My religion consists of a humble admiration of the illimitable superior spirit who reveals himself in the slight details we are able to perceive with our frail and feeble minds. That deeply emotional conviction of the presence of a superior reasoning power, which is revealed in the incomprehensible universe, forms my idea of God.
Albert Einstein’s idea of God feels just about right. It transcends dogma and denominations. It’s free of prescription, proscription, and judgement. It ascribes anthropomorphic traits not at all. (I presume you’ll cut Professor Einstein some slack for the masculine pronoun, himself, since he pre-dated political correctness.) It does, however, seem to be lacking one characteristic — a sense of humor.
I’ve always contended people who don’t think God has a sense of humor have never been in an airport.
I’m one of the few people I know who can remain untroubled by flight delays: They give me more uninterrupted time to observe the innumerable manifestations of God’s enjoyment of laughter.
Especially during the coronavirus pandemic, we should be grateful for and mindful of the fact that God’s generosity is as boundless as his sense of humor. Yes. Generosity. Since so few of us are able or want to frequent airports for the time being, look what God’s done. He’s given us masks. Think about that.
Behind the Mask
We can look at masks in two ways, each of them plausible, both of them arguably humorous:
- In the real world, that ostensible reality in which we all lived prior to COVID-19, we all wore figurative masks. We hid behind them to conceal our emotions, our insecurities, and our agendas. We used them as shorthand for our personal and professional identities. We wore them like badges to signify our importance — or to disguise our self-perceived lacks thereof.

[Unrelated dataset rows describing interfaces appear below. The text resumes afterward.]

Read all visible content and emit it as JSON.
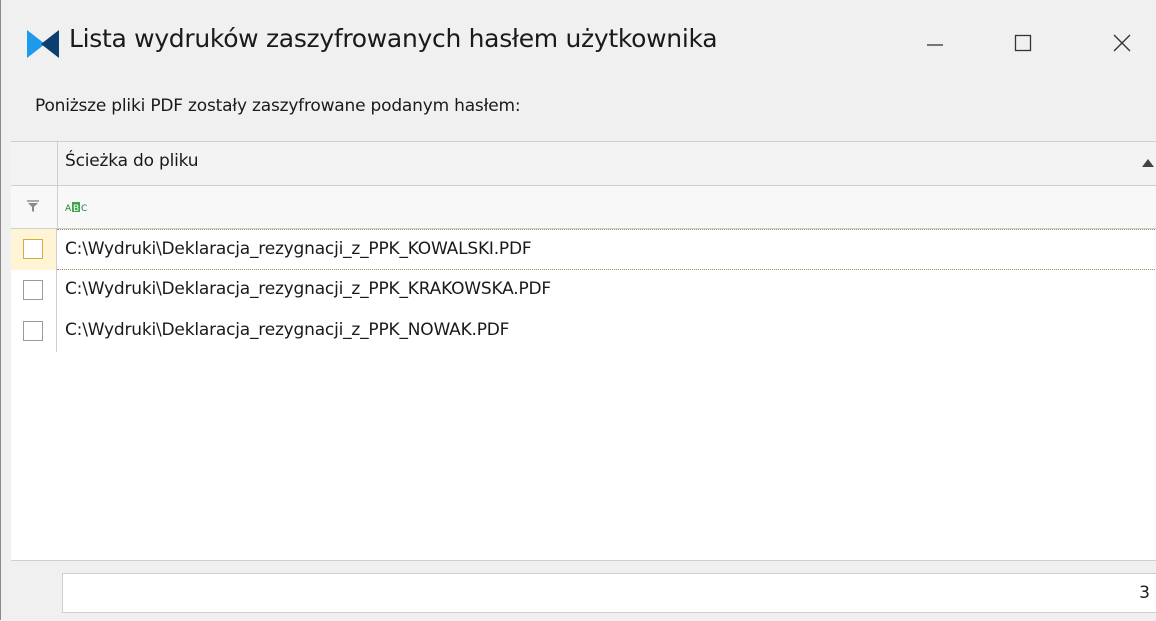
{
  "window": {
    "title": "Lista wydruków zaszyfrowanych hasłem użytkownika",
    "icon": "comarch-logo-icon",
    "accent_color": "#1e9be8"
  },
  "description": "Poniższe pliki PDF zostały zaszyfrowane podanym hasłem:",
  "grid": {
    "columns": [
      {
        "label": "Ścieżka do pliku",
        "sort": "ascending"
      }
    ],
    "filter_row": {
      "filter_icon": "filter-icon",
      "text_filter_icon": "abc-text-filter-icon"
    },
    "rows": [
      {
        "path": "C:\\Wydruki\\Deklaracja_rezygnacji_z_PPK_KOWALSKI.PDF",
        "checked": false,
        "active": true
      },
      {
        "path": "C:\\Wydruki\\Deklaracja_rezygnacji_z_PPK_KRAKOWSKA.PDF",
        "checked": false,
        "active": false
      },
      {
        "path": "C:\\Wydruki\\Deklaracja_rezygnacji_z_PPK_NOWAK.PDF",
        "checked": false,
        "active": false
      }
    ]
  },
  "footer": {
    "count": "3"
  },
  "colors": {
    "active_row_highlight": "#fff4d6",
    "active_checkbox_border": "#d9a93a"
  }
}
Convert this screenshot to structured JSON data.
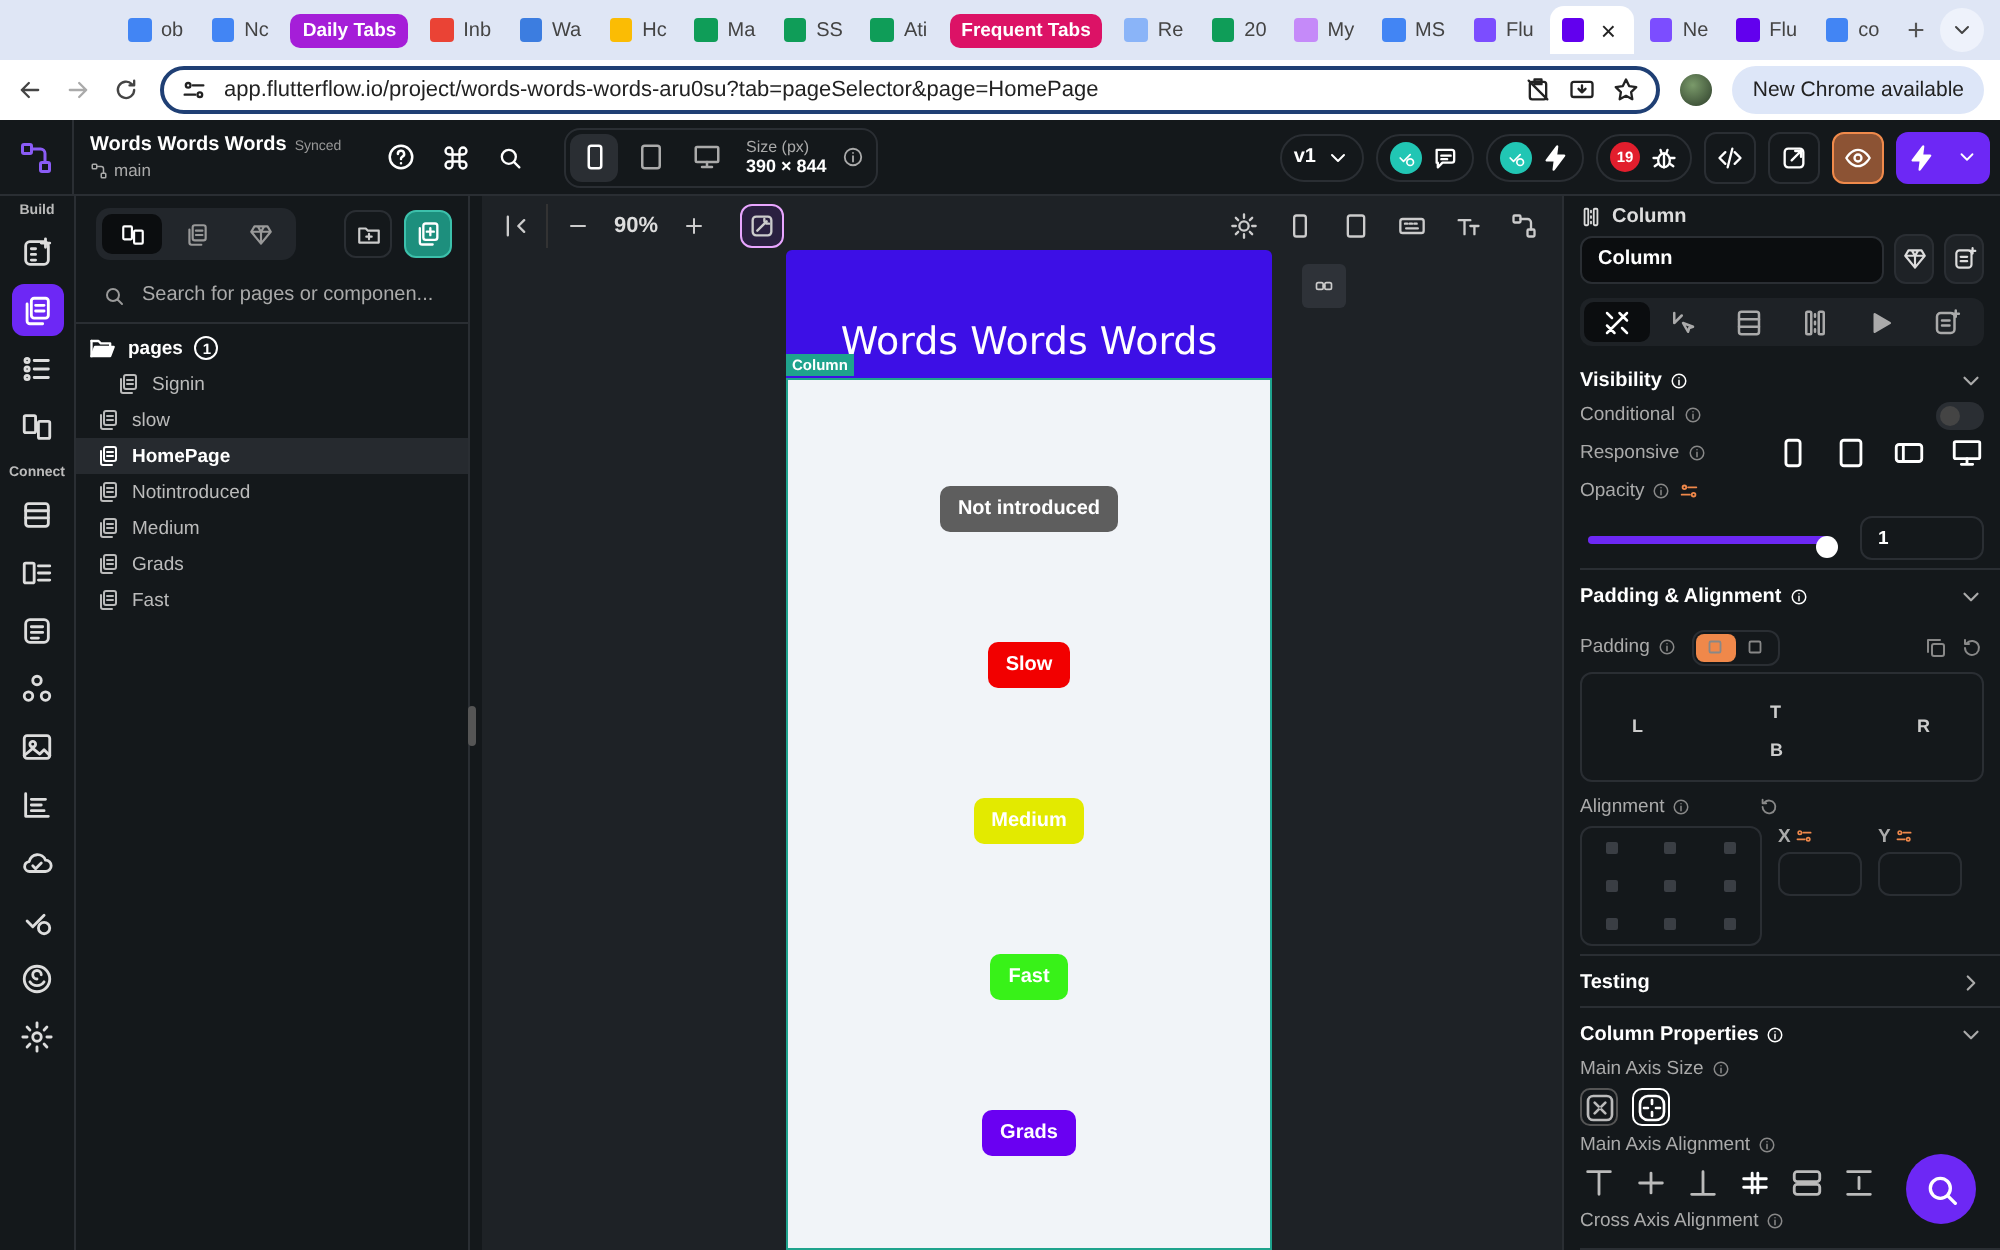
{
  "browser": {
    "tabs": [
      {
        "kind": "tab",
        "title": "ob",
        "selected": false
      },
      {
        "kind": "tab",
        "title": "Nc",
        "selected": false
      },
      {
        "kind": "group",
        "title": "Daily Tabs",
        "color": "#a51ed8"
      },
      {
        "kind": "tab",
        "title": "Inb",
        "selected": false
      },
      {
        "kind": "tab",
        "title": "Wa",
        "selected": false
      },
      {
        "kind": "tab",
        "title": "Hc",
        "selected": false
      },
      {
        "kind": "tab",
        "title": "Ma",
        "selected": false
      },
      {
        "kind": "tab",
        "title": "SS",
        "selected": false
      },
      {
        "kind": "tab",
        "title": "Ati",
        "selected": false
      },
      {
        "kind": "group",
        "title": "Frequent Tabs",
        "color": "#dc1266"
      },
      {
        "kind": "tab",
        "title": "Re",
        "selected": false
      },
      {
        "kind": "tab",
        "title": "20",
        "selected": false
      },
      {
        "kind": "tab",
        "title": "My",
        "selected": false
      },
      {
        "kind": "tab",
        "title": "MS",
        "selected": false
      },
      {
        "kind": "tab",
        "title": "Flu",
        "selected": false
      },
      {
        "kind": "tab",
        "selected": true,
        "close": "×"
      },
      {
        "kind": "tab",
        "title": "Ne",
        "selected": false
      },
      {
        "kind": "tab",
        "title": "Flu",
        "selected": false
      },
      {
        "kind": "tab",
        "title": "co",
        "selected": false
      }
    ],
    "new_tab": "+",
    "url": "app.flutterflow.io/project/words-words-words-aru0su?tab=pageSelector&page=HomePage",
    "update_button": "New Chrome available"
  },
  "toolbar": {
    "project": "Words Words Words",
    "sync_status": "Synced",
    "branch": "main",
    "devices": [
      {
        "kind": "phone",
        "selected": true
      },
      {
        "kind": "tablet",
        "selected": false
      },
      {
        "kind": "desktop",
        "selected": false
      }
    ],
    "size_label": "Size (px)",
    "size": "390 × 844",
    "version": "v1",
    "issues_count": "19",
    "preview_active": true
  },
  "rail": {
    "sections": [
      {
        "title": "Build",
        "items": [
          {
            "selected": false
          },
          {
            "selected": true
          },
          {
            "selected": false
          },
          {
            "selected": false
          }
        ]
      },
      {
        "title": "Connect",
        "items": [
          {
            "selected": false
          },
          {
            "selected": false
          },
          {
            "selected": false
          },
          {
            "selected": false
          },
          {
            "selected": false
          },
          {
            "selected": false
          },
          {
            "selected": false
          },
          {
            "selected": false
          },
          {
            "selected": false
          },
          {
            "selected": false
          }
        ]
      }
    ]
  },
  "pages_panel": {
    "tabs": [
      {
        "selected": true
      },
      {
        "selected": false
      },
      {
        "selected": false
      }
    ],
    "search_placeholder": "Search for pages or componen...",
    "tree": [
      {
        "kind": "folder",
        "name": "pages",
        "count": "1",
        "expanded": true,
        "children": [
          {
            "kind": "page",
            "name": "Signin",
            "selected": false
          }
        ]
      },
      {
        "kind": "page",
        "name": "slow",
        "selected": false
      },
      {
        "kind": "page",
        "name": "HomePage",
        "selected": true
      },
      {
        "kind": "page",
        "name": "Notintroduced",
        "selected": false
      },
      {
        "kind": "page",
        "name": "Medium",
        "selected": false
      },
      {
        "kind": "page",
        "name": "Grads",
        "selected": false
      },
      {
        "kind": "page",
        "name": "Fast",
        "selected": false
      }
    ]
  },
  "canvas": {
    "zoom": "90%",
    "screen": {
      "title": "Words Words Words",
      "selected_widget": "Column",
      "buttons": [
        {
          "label": "Not introduced",
          "color": "#5e5e5e"
        },
        {
          "label": "Slow",
          "color": "#f20000"
        },
        {
          "label": "Medium",
          "color": "#e3ea00"
        },
        {
          "label": "Fast",
          "color": "#38f218"
        },
        {
          "label": "Grads",
          "color": "#6a00f2"
        }
      ]
    }
  },
  "properties": {
    "widget_type": "Column",
    "name": "Column",
    "tabs": [
      {
        "selected": true
      },
      {
        "selected": false
      },
      {
        "selected": false
      },
      {
        "selected": false
      },
      {
        "selected": false
      },
      {
        "selected": false
      }
    ],
    "sections": [
      {
        "kind": "visibility",
        "title": "Visibility",
        "expanded": true,
        "conditional_label": "Conditional",
        "conditional_on": false,
        "responsive_label": "Responsive",
        "responsive": [
          {
            "on": true
          },
          {
            "on": true
          },
          {
            "on": true
          },
          {
            "on": true
          }
        ],
        "opacity_label": "Opacity",
        "opacity": {
          "level": 1,
          "value": "1"
        }
      },
      {
        "kind": "padding",
        "title": "Padding & Alignment",
        "expanded": true,
        "padding_label": "Padding",
        "padding_modes": [
          {
            "selected": true
          },
          {
            "selected": false
          }
        ],
        "top": "T",
        "left": "L",
        "right": "R",
        "bottom": "B",
        "alignment_label": "Alignment",
        "x_label": "X",
        "y_label": "Y"
      },
      {
        "kind": "testing",
        "title": "Testing",
        "expanded": false
      },
      {
        "kind": "column",
        "title": "Column Properties",
        "expanded": true,
        "main_axis_size_label": "Main Axis Size",
        "main_axis_size": [
          {
            "selected": false
          },
          {
            "selected": true
          }
        ],
        "main_axis_alignment_label": "Main Axis Alignment",
        "main_axis_alignment": [
          {
            "selected": false
          },
          {
            "selected": false
          },
          {
            "selected": false
          },
          {
            "selected": true
          },
          {
            "selected": false
          },
          {
            "selected": false
          }
        ],
        "cross_axis_alignment_label": "Cross Axis Alignment"
      }
    ]
  }
}
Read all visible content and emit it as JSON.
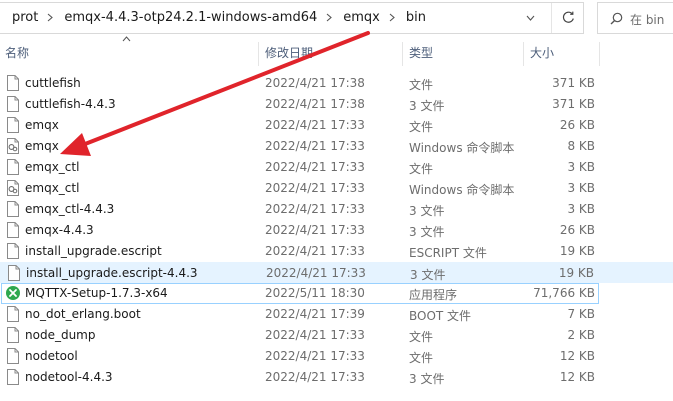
{
  "breadcrumb": [
    "prot",
    "emqx-4.4.3-otp24.2.1-windows-amd64",
    "emqx",
    "bin"
  ],
  "search": {
    "placeholder": "在 bin"
  },
  "columns": {
    "name": "名称",
    "date": "修改日期",
    "type": "类型",
    "size": "大小"
  },
  "files": [
    {
      "name": "cuttlefish",
      "date": "2022/4/21 17:38",
      "type": "文件",
      "size": "371 KB",
      "icon": "file-icon"
    },
    {
      "name": "cuttlefish-4.4.3",
      "date": "2022/4/21 17:38",
      "type": "3 文件",
      "size": "371 KB",
      "icon": "file-icon"
    },
    {
      "name": "emqx",
      "date": "2022/4/21 17:33",
      "type": "文件",
      "size": "26 KB",
      "icon": "file-icon"
    },
    {
      "name": "emqx",
      "date": "2022/4/21 17:33",
      "type": "Windows 命令脚本",
      "size": "8 KB",
      "icon": "batch-script-icon"
    },
    {
      "name": "emqx_ctl",
      "date": "2022/4/21 17:33",
      "type": "文件",
      "size": "3 KB",
      "icon": "file-icon"
    },
    {
      "name": "emqx_ctl",
      "date": "2022/4/21 17:33",
      "type": "Windows 命令脚本",
      "size": "3 KB",
      "icon": "batch-script-icon"
    },
    {
      "name": "emqx_ctl-4.4.3",
      "date": "2022/4/21 17:33",
      "type": "3 文件",
      "size": "3 KB",
      "icon": "file-icon"
    },
    {
      "name": "emqx-4.4.3",
      "date": "2022/4/21 17:33",
      "type": "3 文件",
      "size": "26 KB",
      "icon": "file-icon"
    },
    {
      "name": "install_upgrade.escript",
      "date": "2022/4/21 17:33",
      "type": "ESCRIPT 文件",
      "size": "19 KB",
      "icon": "file-icon"
    },
    {
      "name": "install_upgrade.escript-4.4.3",
      "date": "2022/4/21 17:33",
      "type": "3 文件",
      "size": "19 KB",
      "icon": "file-icon"
    },
    {
      "name": "MQTTX-Setup-1.7.3-x64",
      "date": "2022/5/11 18:30",
      "type": "应用程序",
      "size": "71,766 KB",
      "icon": "mqttx-app-icon"
    },
    {
      "name": "no_dot_erlang.boot",
      "date": "2022/4/21 17:39",
      "type": "BOOT 文件",
      "size": "7 KB",
      "icon": "file-icon"
    },
    {
      "name": "node_dump",
      "date": "2022/4/21 17:33",
      "type": "文件",
      "size": "2 KB",
      "icon": "file-icon"
    },
    {
      "name": "nodetool",
      "date": "2022/4/21 17:33",
      "type": "文件",
      "size": "12 KB",
      "icon": "file-icon"
    },
    {
      "name": "nodetool-4.4.3",
      "date": "2022/4/21 17:33",
      "type": "3 文件",
      "size": "12 KB",
      "icon": "file-icon"
    }
  ],
  "colors": {
    "accent": "#cce8ff",
    "annotation_arrow": "#e0242b",
    "header_text": "#4d5e7a"
  }
}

- In this world, the one we inhabit now in the grim presence of COVID-19, we all wear real masks. We don’t wear them to hide behind or from anything. They conceal nothing. They signify nothing, personal or professional, except for our conscientious courtesy. We wear them to protect others, lest we be infected but unaware. They’re the great levelers. They make us equal — equally vulnerable, equally susceptible, equally responsible for each other. They are us, undisguised.
In the context of Albert Einstein’s definition, maybe the ironic peculiarities of masks constitute slight details. They surely indicate the presence of a superior reasoning power. And maybe they’re intended to point out nothing more than the fact we’re incomprehensible elements in the incomprehensible universe.
But with God’s help, we can at least laugh at ourselves.